Post date: Sep 13, 2010 4:24:32 AM


September 11, 2010

Frustration is in the driver’s seat for many still awaiting the stalled southwest ring road.

About 300 people showed up to a panel discussion Saturday looking for new developments to the ongoing ring road saga, but many, clearly frustrated at the seemingly never-ending process, said they left with little more information than they arrived with.

Longtime Lakeview resident Bill Snowdon said “rhetoric” surrounding plans, proposals and last year’s kiboshed deal, has been much the same for years.

And while there will be community open houses in late November, the 81-year-old, scoffed he’s not optimistic a plan will be acted on any time soon.

“I’m not going to live that long,” he said.

Last year, the Tsuu T’ina First Nation backed out of a plan inked with the province that would have seen the ring road cut through reserve land after a community referendum didn’t back it.

Since then, a joint planning study looked at other options, which could include a route along 37 St. S.W. through Lakeview from Glenmore Tr. to 37 St. S.W. to accommodate the potential eight-lane freeway.

While it is to be complete next fall, area MLA Alison Redford said open houses set to garner community input will allow citizens to look at engineers’ ideas and start a discussion towards viable solutions.

“I want to fix the problem,” she told the crowd at the Lakeview Baptist Church.

“This is not intended to hurt the community, to destroy this community — if the community doesn’t agree with it we won’t do it.”

She said she is optimistic open houses, where citizens will be able to see engineers’ proposed plans, will be a beginning of constructive discussions.

“I fully expect some will be ridiculous — until we see those designs it will be difficult to take the discussion any further,” Redford said.

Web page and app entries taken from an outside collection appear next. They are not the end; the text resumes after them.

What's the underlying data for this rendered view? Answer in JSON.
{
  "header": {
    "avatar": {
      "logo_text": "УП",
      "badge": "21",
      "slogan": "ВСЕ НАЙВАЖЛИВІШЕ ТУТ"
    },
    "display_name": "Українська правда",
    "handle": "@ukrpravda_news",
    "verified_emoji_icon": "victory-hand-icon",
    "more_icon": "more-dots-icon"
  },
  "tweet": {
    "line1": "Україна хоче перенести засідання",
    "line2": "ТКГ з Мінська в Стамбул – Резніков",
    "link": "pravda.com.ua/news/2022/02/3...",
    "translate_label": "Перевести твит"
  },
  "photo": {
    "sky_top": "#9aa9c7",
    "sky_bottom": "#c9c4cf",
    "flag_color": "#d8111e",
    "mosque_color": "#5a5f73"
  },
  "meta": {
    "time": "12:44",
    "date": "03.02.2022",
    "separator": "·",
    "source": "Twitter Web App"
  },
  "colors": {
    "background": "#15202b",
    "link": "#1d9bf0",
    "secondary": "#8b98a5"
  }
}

Residents of Lakeview have raised concerns hundreds of homes could be levelled to make way for a ring-road down 37 St. S.W. across the Weaselhead, although the province’s transportation minister has said that’s unlikely.

Community Association president, Duncan Kent said people want answers and fears allayed.

“People want to know what the province is planning,” he said.

“There is a lot of uncertainty, and fear and doubt.”

Redford said the idea of working with Tsuu T’inna to make the plan happen has not been ruled out but the nation will have to make the first move.

The province is aiming to have the full ring road completed by 2015.